"The Revolution was effected before the war commenced. The Revolution was in the minds and hearts of the people. This radical change in the principles, opinions, sentiments, and affections of the people was the real American Revolution." - John Adams, 1818
A lot of ink has been spilled covering the lives of history's most influential figures, but how much of the forest is lost for the trees? In Charles River Editors' American Legends series, listeners can get caught up to speed on the lives of America's most important men and women in the time it takes to finish a commute, while learning interesting facts long forgotten or never known.

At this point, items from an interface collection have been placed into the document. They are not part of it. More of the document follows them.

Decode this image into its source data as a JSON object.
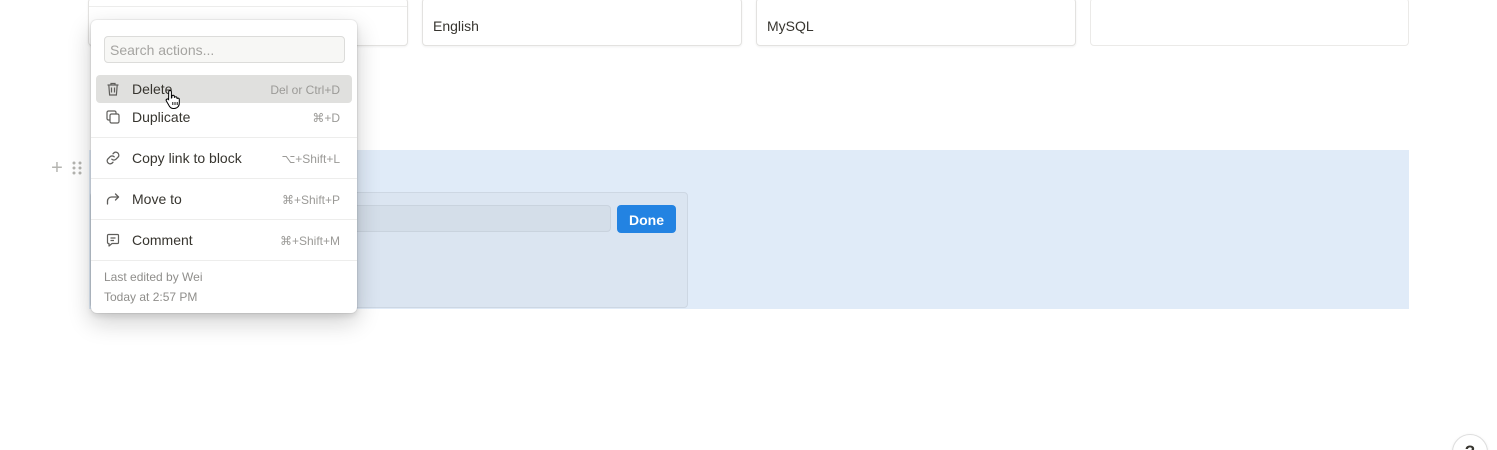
{
  "gallery": {
    "cards": [
      {
        "text": ""
      },
      {
        "text": "English"
      },
      {
        "text": "MySQL"
      },
      {
        "text": ""
      }
    ]
  },
  "embed": {
    "done_label": "Done"
  },
  "menu": {
    "search_placeholder": "Search actions...",
    "items": [
      {
        "label": "Delete",
        "shortcut": "Del or Ctrl+D",
        "icon": "trash-icon"
      },
      {
        "label": "Duplicate",
        "shortcut": "⌘+D",
        "icon": "duplicate-icon"
      },
      {
        "label": "Copy link to block",
        "shortcut": "⌥+Shift+L",
        "icon": "link-icon"
      },
      {
        "label": "Move to",
        "shortcut": "⌘+Shift+P",
        "icon": "move-arrow-icon"
      },
      {
        "label": "Comment",
        "shortcut": "⌘+Shift+M",
        "icon": "comment-icon"
      }
    ],
    "footer": {
      "edited_by": "Last edited by Wei",
      "edited_time": "Today at 2:57 PM"
    }
  },
  "help": {
    "label": "?"
  },
  "colors": {
    "accent": "#2383e2",
    "selection": "#e0ebf8",
    "hover": "#e0e0de"
  }
}
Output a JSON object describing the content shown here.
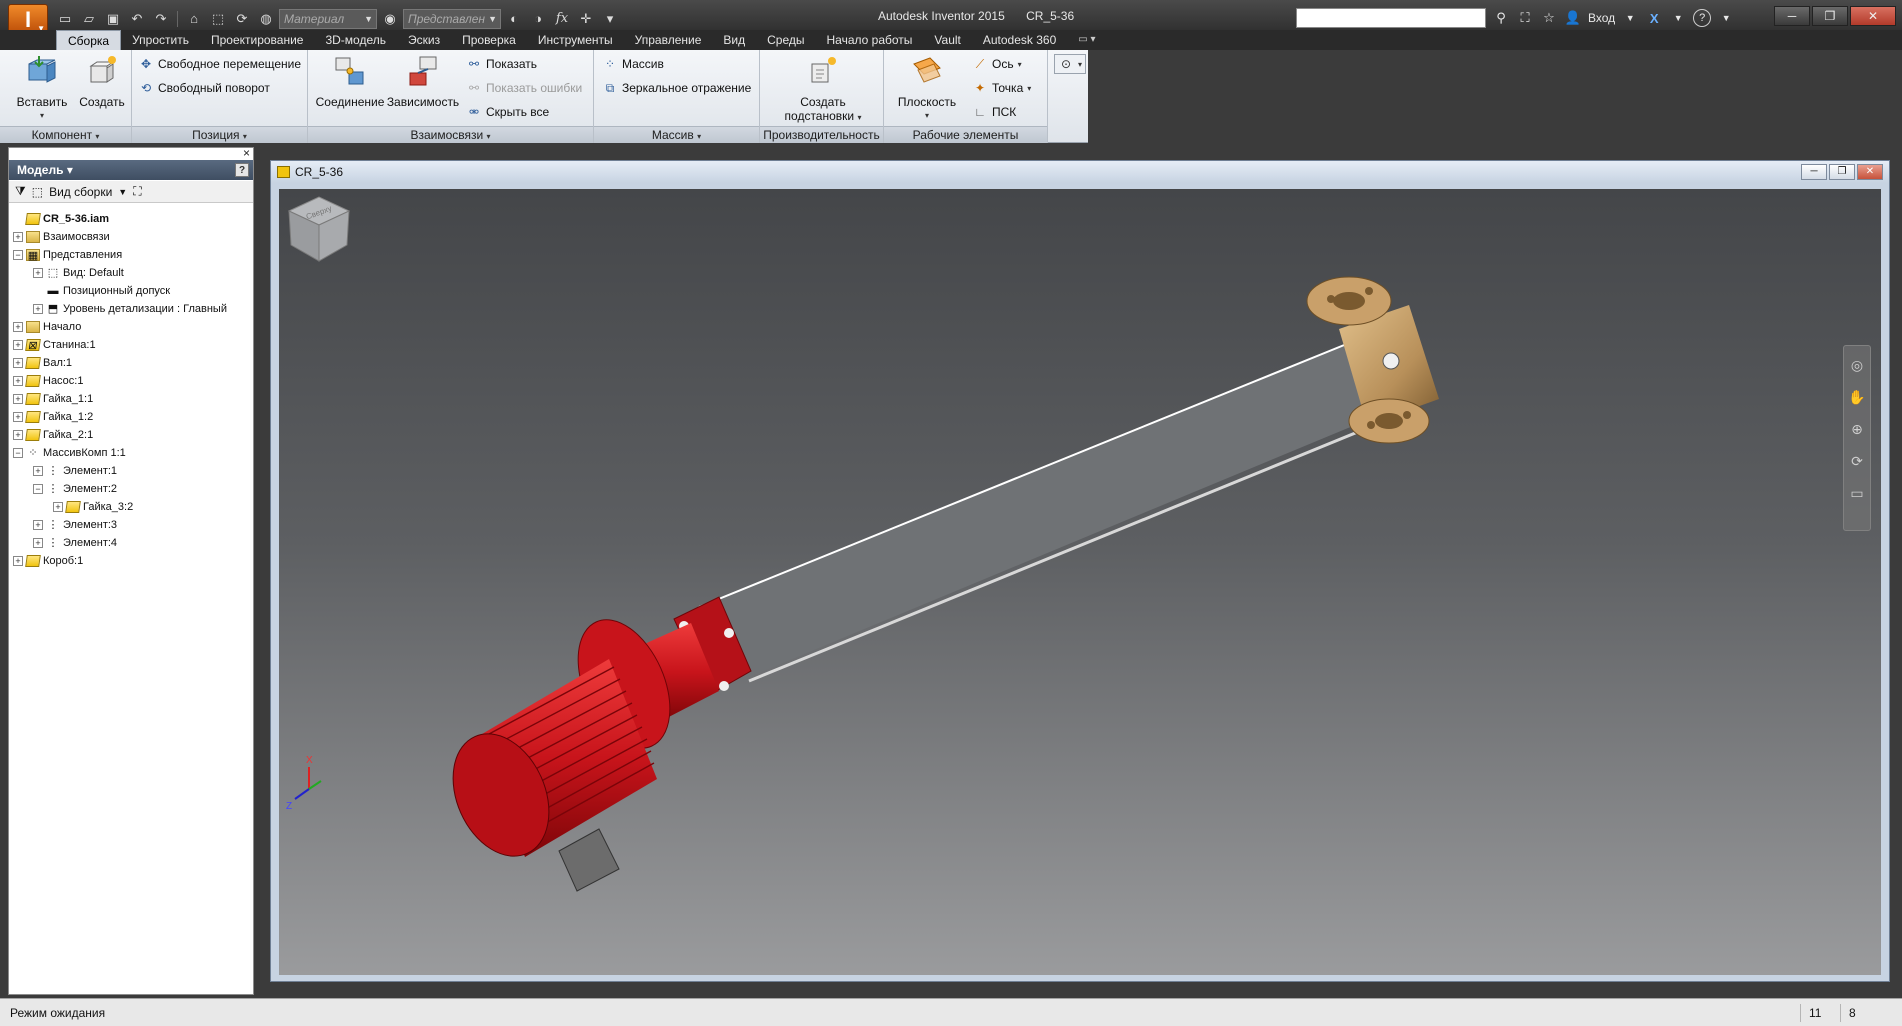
{
  "app": {
    "logo": "I",
    "title": "Autodesk Inventor 2015",
    "document": "CR_5-36"
  },
  "qat": {
    "material_placeholder": "Материал",
    "appearance_placeholder": "Представлен",
    "fx": "fx"
  },
  "help": {
    "signin": "Вход"
  },
  "tabs": [
    {
      "label": "Сборка",
      "active": true
    },
    {
      "label": "Упростить"
    },
    {
      "label": "Проектирование"
    },
    {
      "label": "3D-модель"
    },
    {
      "label": "Эскиз"
    },
    {
      "label": "Проверка"
    },
    {
      "label": "Инструменты"
    },
    {
      "label": "Управление"
    },
    {
      "label": "Вид"
    },
    {
      "label": "Среды"
    },
    {
      "label": "Начало работы"
    },
    {
      "label": "Vault"
    },
    {
      "label": "Autodesk 360"
    }
  ],
  "ribbon": {
    "component": {
      "label": "Компонент",
      "insert": "Вставить",
      "create": "Создать"
    },
    "position": {
      "label": "Позиция",
      "free_move": "Свободное перемещение",
      "free_rotate": "Свободный поворот"
    },
    "relationships": {
      "label": "Взаимосвязи",
      "joint": "Соединение",
      "constrain": "Зависимость",
      "show": "Показать",
      "show_sick": "Показать ошибки",
      "hide_all": "Скрыть все"
    },
    "pattern": {
      "label": "Массив",
      "pattern": "Массив",
      "mirror": "Зеркальное отражение"
    },
    "productivity": {
      "label": "Производительность",
      "substitute_line1": "Создать",
      "substitute_line2": "подстановки"
    },
    "work_features": {
      "label": "Рабочие элементы",
      "plane": "Плоскость",
      "axis": "Ось",
      "point": "Точка",
      "ucs": "ПСК"
    }
  },
  "browser": {
    "title": "Модель",
    "view_label": "Вид сборки",
    "close": "×",
    "help": "?",
    "tree": [
      {
        "label": "CR_5-36.iam",
        "level": 0,
        "exp": "",
        "icon": "asm-icon",
        "root": true
      },
      {
        "label": "Взаимосвязи",
        "level": 0,
        "exp": "+",
        "icon": "folder-icon"
      },
      {
        "label": "Представления",
        "level": 0,
        "exp": "−",
        "icon": "representations-icon"
      },
      {
        "label": "Вид: Default",
        "level": 1,
        "exp": "+",
        "icon": "view-icon"
      },
      {
        "label": "Позиционный допуск",
        "level": 1,
        "exp": "",
        "icon": "position-icon"
      },
      {
        "label": "Уровень детализации : Главный",
        "level": 1,
        "exp": "+",
        "icon": "lod-icon"
      },
      {
        "label": "Начало",
        "level": 0,
        "exp": "+",
        "icon": "folder-icon"
      },
      {
        "label": "Станина:1",
        "level": 0,
        "exp": "+",
        "icon": "frame-icon"
      },
      {
        "label": "Вал:1",
        "level": 0,
        "exp": "+",
        "icon": "part-icon"
      },
      {
        "label": "Насос:1",
        "level": 0,
        "exp": "+",
        "icon": "part-icon"
      },
      {
        "label": "Гайка_1:1",
        "level": 0,
        "exp": "+",
        "icon": "part-icon"
      },
      {
        "label": "Гайка_1:2",
        "level": 0,
        "exp": "+",
        "icon": "part-icon"
      },
      {
        "label": "Гайка_2:1",
        "level": 0,
        "exp": "+",
        "icon": "part-icon"
      },
      {
        "label": "МассивКомп 1:1",
        "level": 0,
        "exp": "−",
        "icon": "pattern-icon"
      },
      {
        "label": "Элемент:1",
        "level": 1,
        "exp": "+",
        "icon": "element-icon"
      },
      {
        "label": "Элемент:2",
        "level": 1,
        "exp": "−",
        "icon": "element-icon"
      },
      {
        "label": "Гайка_3:2",
        "level": 2,
        "exp": "+",
        "icon": "part-icon"
      },
      {
        "label": "Элемент:3",
        "level": 1,
        "exp": "+",
        "icon": "element-icon"
      },
      {
        "label": "Элемент:4",
        "level": 1,
        "exp": "+",
        "icon": "element-icon"
      },
      {
        "label": "Короб:1",
        "level": 0,
        "exp": "+",
        "icon": "part-icon"
      }
    ]
  },
  "viewport": {
    "window_title": "CR_5-36",
    "viewcube_label": "Сверху",
    "triad": {
      "x": "X",
      "z": "Z"
    },
    "colors": {
      "motor": "#c8141b",
      "tube": "#c9cbce",
      "bronze": "#b8905a"
    }
  },
  "status": {
    "text": "Режим ожидания",
    "count1": "11",
    "count2": "8"
  }
}
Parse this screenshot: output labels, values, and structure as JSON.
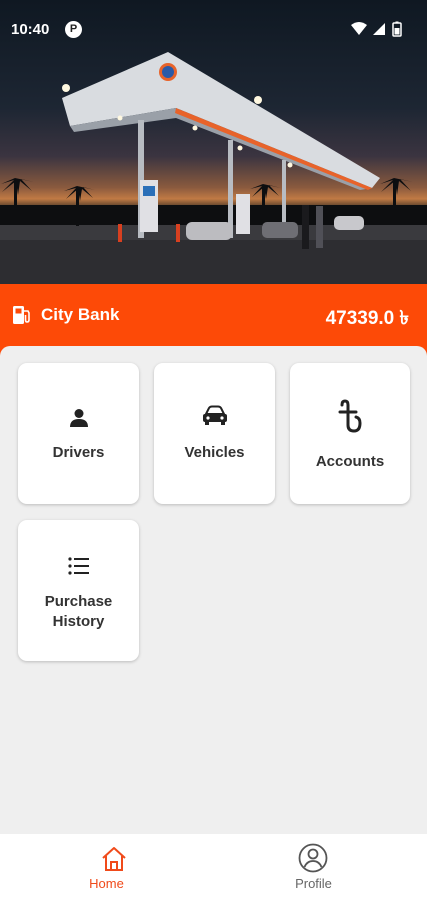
{
  "status_bar": {
    "time": "10:40",
    "app_badge": "P",
    "icons": [
      "wifi-icon",
      "signal-icon",
      "battery-icon"
    ]
  },
  "hero": {
    "image": "gas-station-night-photo"
  },
  "header": {
    "company": "City Bank",
    "balance": "47339.0 ৳",
    "icon": "fuel-pump-icon"
  },
  "menu": [
    {
      "label": "Drivers",
      "icon": "person-icon"
    },
    {
      "label": "Vehicles",
      "icon": "car-icon"
    },
    {
      "label": "Accounts",
      "icon": "taka-icon"
    },
    {
      "label": "Purchase\nHistory",
      "icon": "list-icon"
    }
  ],
  "bottom_nav": {
    "items": [
      {
        "label": "Home",
        "icon": "home-icon",
        "active": true
      },
      {
        "label": "Profile",
        "icon": "profile-icon",
        "active": false
      }
    ]
  },
  "colors": {
    "accent": "#fd4a07",
    "active_nav": "#f04a1a",
    "inactive_nav": "#666666"
  }
}
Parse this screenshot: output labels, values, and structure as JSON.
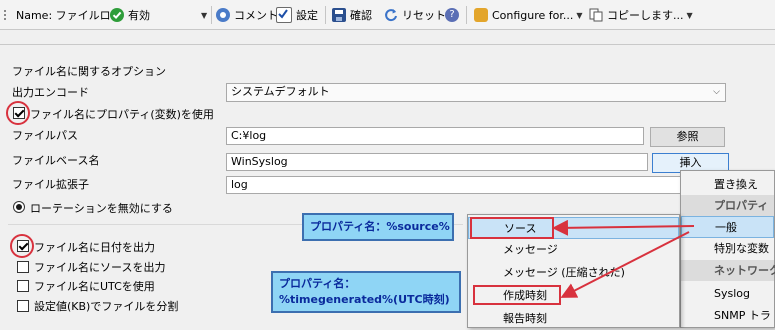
{
  "toolbar": {
    "name_label": "Name: ファイルログ",
    "status_label": "有効",
    "comment_label": "コメント",
    "settings_label": "設定",
    "confirm_label": "確認",
    "reset_label": "リセット",
    "configure_label": "Configure for...",
    "copy_label": "コピーします..."
  },
  "form": {
    "section_title": "ファイル名に関するオプション",
    "encode_label": "出力エンコード",
    "encode_value": "システムデフォルト",
    "use_property_label": "ファイル名にプロパティ(変数)を使用",
    "path_label": "ファイルパス",
    "path_value": "C:¥log",
    "browse_button": "参照",
    "base_label": "ファイルベース名",
    "base_value": "WinSyslog",
    "insert_button": "挿入",
    "ext_label": "ファイル拡張子",
    "ext_value": "log",
    "rotation_label": "ローテーションを無効にする",
    "date_label": "ファイル名に日付を出力",
    "source_label": "ファイル名にソースを出力",
    "utc_label": "ファイル名にUTCを使用",
    "split_label": "設定値(KB)でファイルを分割"
  },
  "menu_right": {
    "replace": "置き換え",
    "property_group": "プロパティ",
    "general": "一般",
    "special": "特別な変数",
    "network_group": "ネットワーク",
    "syslog": "Syslog",
    "snmp": "SNMP トラ"
  },
  "menu_sub": {
    "source": "ソース",
    "message": "メッセージ",
    "message_compressed": "メッセージ (圧縮された)",
    "created_time": "作成時刻",
    "report_time": "報告時刻"
  },
  "callouts": {
    "source_line": "プロパティ名：%source%",
    "utc_line1": "プロパティ名：",
    "utc_line2": "%timegenerated%(UTC時刻)"
  },
  "colors": {
    "highlight": "#c9e3f7",
    "annotation_red": "#d8323e",
    "callout_bg": "#8fd5f5",
    "callout_text": "#0a2a9c"
  }
}
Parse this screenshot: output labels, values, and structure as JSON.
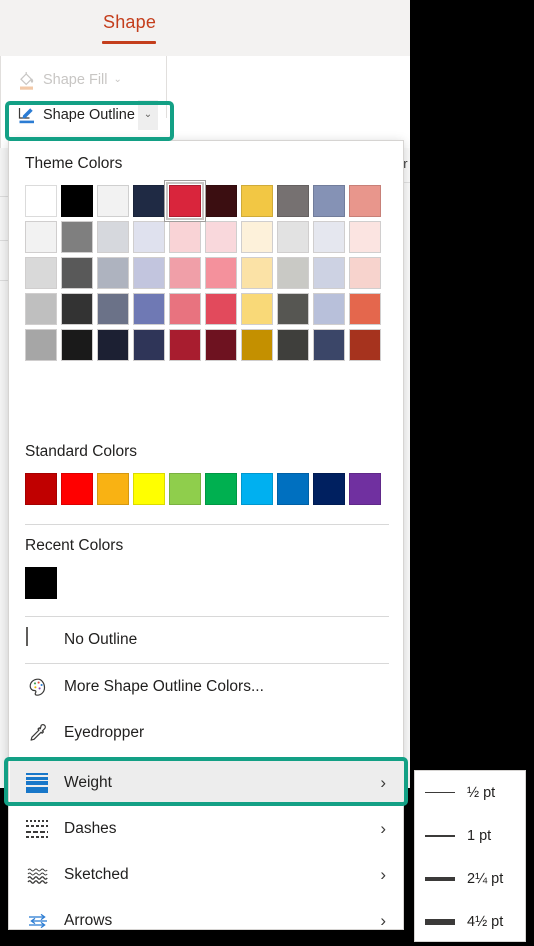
{
  "ribbon": {
    "active_tab": "Shape",
    "accent_color": "#c43e1c",
    "buttons": [
      {
        "label": "Shape Fill",
        "icon": "fill-bucket-icon",
        "chevron": "⌄",
        "disabled": true
      },
      {
        "label": "Shape Outline",
        "icon": "outline-pen-icon",
        "chevron": "⌄",
        "disabled": false
      }
    ]
  },
  "highlight": {
    "color": "#13a085",
    "targets": [
      "Shape Outline",
      "Weight"
    ]
  },
  "background": {
    "cut_off_text": "ar"
  },
  "dropdown": {
    "sections": {
      "theme": {
        "title": "Theme Colors",
        "selected_index": 4,
        "rows": [
          [
            "#ffffff",
            "#000000",
            "#f2f2f2",
            "#1f2a44",
            "#d9253c",
            "#3b0e11",
            "#f2c council",
            "#767171",
            "#8592b5",
            "#e8968c"
          ],
          [
            "#f2f2f2",
            "#7f7f7f",
            "#d6d8dd",
            "#dfe1ee",
            "#f9d3d6",
            "#f9d8dc",
            "#fdf1da",
            "#e2e2e2",
            "#e5e7ef",
            "#fbe4e1"
          ],
          [
            "#d9d9d9",
            "#595959",
            "#aeb3bf",
            "#c2c5de",
            "#f09fa8",
            "#f4919c",
            "#fbe2a6",
            "#c9c9c5",
            "#cdd2e3",
            "#f7d3cd"
          ],
          [
            "#bfbfbf",
            "#333333",
            "#6b7288",
            "#6f79b4",
            "#e8737f",
            "#e24a5c",
            "#f9d978",
            "#565652",
            "#b8c0da",
            "#e4674d"
          ],
          [
            "#a6a6a6",
            "#1a1a1a",
            "#1c2033",
            "#2f3558",
            "#a81d2f",
            "#6e1220",
            "#c49000",
            "#3f3f3c",
            "#3b4668",
            "#a6331e"
          ]
        ]
      },
      "standard": {
        "title": "Standard Colors",
        "colors": [
          "#c00000",
          "#ff0000",
          "#f9b213",
          "#ffff00",
          "#8fce4c",
          "#00b050",
          "#00b0f0",
          "#0070c0",
          "#002060",
          "#7030a0"
        ]
      },
      "recent": {
        "title": "Recent Colors",
        "colors": [
          "#000000"
        ]
      }
    },
    "menu_items": [
      {
        "label": "No Outline",
        "icon": "no-outline-square-icon",
        "submenu": false
      },
      {
        "label": "More Shape Outline Colors...",
        "icon": "palette-icon",
        "submenu": false
      },
      {
        "label": "Eyedropper",
        "icon": "eyedropper-icon",
        "submenu": false
      },
      {
        "label": "Weight",
        "icon": "line-weight-icon",
        "submenu": true,
        "chevron": "›",
        "highlighted": true
      },
      {
        "label": "Dashes",
        "icon": "dashes-icon",
        "submenu": true,
        "chevron": "›",
        "highlighted": false
      },
      {
        "label": "Sketched",
        "icon": "sketched-icon",
        "submenu": true,
        "chevron": "›",
        "highlighted": false
      },
      {
        "label": "Arrows",
        "icon": "arrows-icon",
        "submenu": true,
        "chevron": "›",
        "highlighted": false
      }
    ]
  },
  "weight_submenu": {
    "items": [
      {
        "label": "½ pt",
        "thickness_px": 1
      },
      {
        "label": "1 pt",
        "thickness_px": 2
      },
      {
        "label": "2¼ pt",
        "thickness_px": 4
      },
      {
        "label": "4½ pt",
        "thickness_px": 6
      }
    ]
  }
}
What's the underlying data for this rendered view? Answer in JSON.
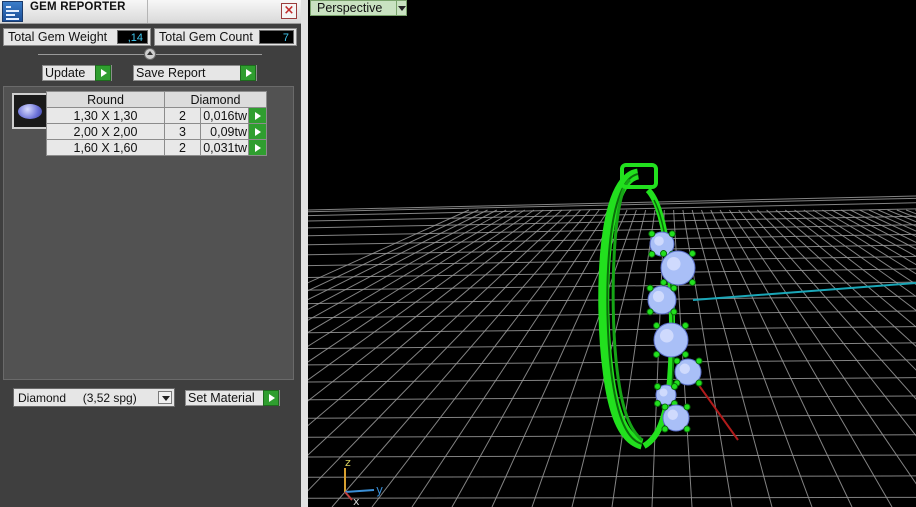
{
  "window": {
    "title": "GEM REPORTER"
  },
  "stats": {
    "weight_label": "Total Gem Weight",
    "weight_value": ",14",
    "count_label": "Total Gem Count",
    "count_value": "7"
  },
  "actions": {
    "update_label": "Update",
    "save_label": "Save Report",
    "set_material_label": "Set Material"
  },
  "gem_table": {
    "headers": [
      "Round",
      "Diamond"
    ],
    "rows": [
      {
        "size": "1,30 X 1,30",
        "count": "2",
        "weight": "0,016tw"
      },
      {
        "size": "2,00 X 2,00",
        "count": "3",
        "weight": "0,09tw"
      },
      {
        "size": "1,60 X 1,60",
        "count": "2",
        "weight": "0,031tw"
      }
    ]
  },
  "material_select": {
    "value": "Diamond     (3,52 spg)"
  },
  "viewport": {
    "view_name": "Perspective",
    "axis_labels": {
      "z": "z",
      "y": "y",
      "x": "x"
    },
    "colors": {
      "model": "#22e01e",
      "gems": "#a9bff7",
      "grid": "#9a9a9a",
      "y_axis": "#1aa7b8",
      "x_axis": "#b11b1b"
    }
  }
}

The American Revolution is replete with seminal moments that every American learns in school, from the "shot heard 'round the world" to the Declaration of Independence, but the events that led up to the fighting at Lexington and Concord were borne out of 10 years of division between the British and their American colonies over everything from colonial representation in governments to taxation, the nature of searches, and the quartering of British regulars in private houses. From 1764-1775, a chain of events that included lightning rods like the Townshend Acts led to bloodshed in the form of the Boston Massacre, while the Boston Tea Party became a symbol of nonviolent protest.